+++ Data to process

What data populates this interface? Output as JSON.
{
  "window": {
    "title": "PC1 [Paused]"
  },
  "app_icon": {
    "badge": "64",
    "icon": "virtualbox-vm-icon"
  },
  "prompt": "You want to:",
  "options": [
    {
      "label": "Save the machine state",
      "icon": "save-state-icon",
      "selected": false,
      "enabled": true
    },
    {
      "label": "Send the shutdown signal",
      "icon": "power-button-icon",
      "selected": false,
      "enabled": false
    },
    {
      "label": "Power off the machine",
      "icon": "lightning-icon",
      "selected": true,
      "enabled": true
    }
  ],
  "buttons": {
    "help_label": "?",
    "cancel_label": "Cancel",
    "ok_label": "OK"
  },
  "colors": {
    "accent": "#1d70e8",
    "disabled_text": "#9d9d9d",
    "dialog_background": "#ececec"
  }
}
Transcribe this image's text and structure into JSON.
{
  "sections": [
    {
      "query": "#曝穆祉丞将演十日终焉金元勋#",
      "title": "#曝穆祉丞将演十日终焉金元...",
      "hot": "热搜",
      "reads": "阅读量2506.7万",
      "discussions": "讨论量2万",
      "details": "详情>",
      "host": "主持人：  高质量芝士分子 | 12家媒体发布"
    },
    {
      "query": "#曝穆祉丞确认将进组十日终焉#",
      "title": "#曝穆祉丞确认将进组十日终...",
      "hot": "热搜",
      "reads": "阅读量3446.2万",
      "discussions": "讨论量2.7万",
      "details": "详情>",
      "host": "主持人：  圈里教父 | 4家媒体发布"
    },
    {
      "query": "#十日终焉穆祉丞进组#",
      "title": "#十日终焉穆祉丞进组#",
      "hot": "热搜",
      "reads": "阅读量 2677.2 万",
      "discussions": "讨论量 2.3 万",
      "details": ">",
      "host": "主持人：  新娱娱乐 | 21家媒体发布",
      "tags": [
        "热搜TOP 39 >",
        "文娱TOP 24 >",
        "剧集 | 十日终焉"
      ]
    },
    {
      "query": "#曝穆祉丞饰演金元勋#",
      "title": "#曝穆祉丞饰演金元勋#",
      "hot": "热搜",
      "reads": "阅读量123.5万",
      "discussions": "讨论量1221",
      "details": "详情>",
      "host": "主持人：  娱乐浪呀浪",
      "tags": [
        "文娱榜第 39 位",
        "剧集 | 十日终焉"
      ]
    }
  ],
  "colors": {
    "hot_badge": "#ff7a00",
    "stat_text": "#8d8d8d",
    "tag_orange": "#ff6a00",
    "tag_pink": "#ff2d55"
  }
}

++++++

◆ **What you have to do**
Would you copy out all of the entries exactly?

◆ **Response below**
What data populates this interface? Output as JSON.
{
  "window": {
    "title": "PC1 [Paused]"
  },
  "app_icon": {
    "badge": "64",
    "icon": "virtualbox-vm-icon"
  },
  "prompt": "You want to:",
  "options": [
    {
      "label": "Save the machine state",
      "icon": "save-state-icon",
      "selected": false,
      "enabled": true
    },
    {
      "label": "Send the shutdown signal",
      "icon": "power-button-icon",
      "selected": false,
      "enabled": false
    },
    {
      "label": "Power off the machine",
      "icon": "lightning-icon",
      "selected": true,
      "enabled": true
    }
  ],
  "buttons": {
    "help_label": "?",
    "cancel_label": "Cancel",
    "ok_label": "OK"
  },
  "colors": {
    "accent": "#1d70e8",
    "disabled_text": "#9d9d9d",
    "dialog_background": "#ececec"
  }
}
Transcribe this image's text and structure into JSON.
{
  "sections": [
    {
      "query": "#曝穆祉丞将演十日终焉金元勋#",
      "title": "#曝穆祉丞将演十日终焉金元...",
      "hot": "热搜",
      "reads": "阅读量2506.7万",
      "discussions": "讨论量2万",
      "details": "详情>",
      "host": "主持人：  高质量芝士分子 | 12家媒体发布"
    },
    {
      "query": "#曝穆祉丞确认将进组十日终焉#",
      "title": "#曝穆祉丞确认将进组十日终...",
      "hot": "热搜",
      "reads": "阅读量3446.2万",
      "discussions": "讨论量2.7万",
      "details": "详情>",
      "host": "主持人：  圈里教父 | 4家媒体发布"
    },
    {
      "query": "#十日终焉穆祉丞进组#",
      "title": "#十日终焉穆祉丞进组#",
      "hot": "热搜",
      "reads": "阅读量 2677.2 万",
      "discussions": "讨论量 2.3 万",
      "details": ">",
      "host": "主持人：  新娱娱乐 | 21家媒体发布",
      "tags": [
        "热搜TOP 39 >",
        "文娱TOP 24 >",
        "剧集 | 十日终焉"
      ]
    },
    {
      "query": "#曝穆祉丞饰演金元勋#",
      "title": "#曝穆祉丞饰演金元勋#",
      "hot": "热搜",
      "reads": "阅读量123.5万",
      "discussions": "讨论量1221",
      "details": "详情>",
      "host": "主持人：  娱乐浪呀浪",
      "tags": [
        "文娱榜第 39 位",
        "剧集 | 十日终焉"
      ]
    }
  ],
  "colors": {
    "hot_badge": "#ff7a00",
    "stat_text": "#8d8d8d",
    "tag_orange": "#ff6a00",
    "tag_pink": "#ff2d55"
  }
}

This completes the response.